[Opening Extracted data section]

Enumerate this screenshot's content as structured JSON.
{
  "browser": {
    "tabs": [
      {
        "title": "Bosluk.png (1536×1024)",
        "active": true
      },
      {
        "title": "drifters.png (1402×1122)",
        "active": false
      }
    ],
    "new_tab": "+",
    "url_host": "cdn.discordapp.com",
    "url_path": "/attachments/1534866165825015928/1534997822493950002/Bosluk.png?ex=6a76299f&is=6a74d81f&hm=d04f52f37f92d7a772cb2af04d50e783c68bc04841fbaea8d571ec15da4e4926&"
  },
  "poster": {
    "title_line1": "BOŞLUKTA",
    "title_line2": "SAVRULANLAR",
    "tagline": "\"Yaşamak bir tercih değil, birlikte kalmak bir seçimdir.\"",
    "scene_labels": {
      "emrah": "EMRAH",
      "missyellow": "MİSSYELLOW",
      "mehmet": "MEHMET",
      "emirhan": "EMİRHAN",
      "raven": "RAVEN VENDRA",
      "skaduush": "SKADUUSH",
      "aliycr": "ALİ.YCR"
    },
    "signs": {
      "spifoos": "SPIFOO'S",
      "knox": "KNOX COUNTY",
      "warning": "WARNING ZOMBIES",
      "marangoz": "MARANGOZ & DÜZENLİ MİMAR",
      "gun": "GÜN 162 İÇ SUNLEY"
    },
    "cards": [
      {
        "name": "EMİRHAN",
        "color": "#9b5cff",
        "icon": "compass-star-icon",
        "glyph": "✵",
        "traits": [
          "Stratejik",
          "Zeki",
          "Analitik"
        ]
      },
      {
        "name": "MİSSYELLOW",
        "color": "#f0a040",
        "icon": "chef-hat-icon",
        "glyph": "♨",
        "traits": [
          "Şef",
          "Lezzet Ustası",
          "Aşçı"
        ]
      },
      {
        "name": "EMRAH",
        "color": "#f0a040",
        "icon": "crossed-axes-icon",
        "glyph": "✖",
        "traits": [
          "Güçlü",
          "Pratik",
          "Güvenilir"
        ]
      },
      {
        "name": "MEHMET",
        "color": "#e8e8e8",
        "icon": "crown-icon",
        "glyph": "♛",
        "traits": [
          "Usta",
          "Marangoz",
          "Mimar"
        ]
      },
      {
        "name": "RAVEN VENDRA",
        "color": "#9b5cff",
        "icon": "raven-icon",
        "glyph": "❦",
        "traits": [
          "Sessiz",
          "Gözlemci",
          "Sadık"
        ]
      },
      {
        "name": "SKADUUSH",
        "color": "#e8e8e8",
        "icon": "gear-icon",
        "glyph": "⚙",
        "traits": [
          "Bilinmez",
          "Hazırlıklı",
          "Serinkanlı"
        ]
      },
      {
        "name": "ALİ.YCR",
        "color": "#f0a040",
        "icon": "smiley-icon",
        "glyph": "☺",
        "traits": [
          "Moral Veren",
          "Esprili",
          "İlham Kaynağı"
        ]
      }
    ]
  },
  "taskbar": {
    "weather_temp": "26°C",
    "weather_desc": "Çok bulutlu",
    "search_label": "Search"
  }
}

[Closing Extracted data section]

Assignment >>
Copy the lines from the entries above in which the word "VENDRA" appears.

Result of this task >>
      "raven": "RAVEN VENDRA",
        "name": "RAVEN VENDRA",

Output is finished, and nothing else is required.